  2. Teach people about personal style (as opposed to fashion) so they’re hunting for what works for them personally rather than blindly accepting the ‘menu’ created by the fashion world.

  3. Build an online store focused on helping people find what works for them personally - creating a profile that filters to what fits them, suits them and is their personal style (rather than fashion) … to reduce wastage of physical materials as well as time and money. (This is a business I once intended to build myself but I have more pressing things to do now … however I still want it to exist so if anyone wants to start this up and pick my brain please contact me!)

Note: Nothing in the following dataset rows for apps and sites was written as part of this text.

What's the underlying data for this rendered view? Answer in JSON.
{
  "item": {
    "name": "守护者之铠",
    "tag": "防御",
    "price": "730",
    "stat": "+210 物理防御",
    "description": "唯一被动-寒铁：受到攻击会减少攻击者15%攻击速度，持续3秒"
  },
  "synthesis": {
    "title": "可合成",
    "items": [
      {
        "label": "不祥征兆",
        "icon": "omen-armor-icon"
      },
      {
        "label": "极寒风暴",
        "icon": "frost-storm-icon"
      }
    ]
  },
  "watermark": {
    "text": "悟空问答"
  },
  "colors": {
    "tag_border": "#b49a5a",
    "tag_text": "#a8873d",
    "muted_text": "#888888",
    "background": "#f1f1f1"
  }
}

  4. Improve curation of 2nd hand clothes on the web, preferably by making them available on the aforementioned online store with relevant dimensions (e.g. actual sizes, colours etc) included. Many people who buy fast fashion simply don’t want to spend the time it takes to browse through current 2nd hand offerings the way they exist today.

  5. Progressively internalising the true/externalised/hidden costs of items into their supply chain (e.g. fees on use of commons such as oil, water etc, to be distributed as dividends to beneficiaries of those commons). (This is what I’m working on now)

  6. Find a way to severely stunt (and preferably kill) the advertising industry … perhaps by forcing advertisers to pay people for their time and attention every time an ad is displayed to them. (This is tied up with ‘ownership’ of personal data so by no means an easy quest, but a world of no ‘push marketing’ is getting pretty close to my personal utopia :sunglasses: )

  7. Individualise clothing purchases with online ‘tailoring’. Choose a style (pattern) and material, have it mathematically adjusted to one’s actual measurements, preferably show a mock-up of what it would look like on self (think 3D modelling on a true-to-life-proportions avatar), and either get it tailored and shipped, or have the pattern and material sent to you to make it up yourself. (Another related business idea I’ve put to the side … this one mostly because I don’t have the requisite level of math skill or the funds to hire others who do.)

Yes I’ve been thinking about all this for a while now. I got myself certified as a colour analyst and image consultant a few years back :wink: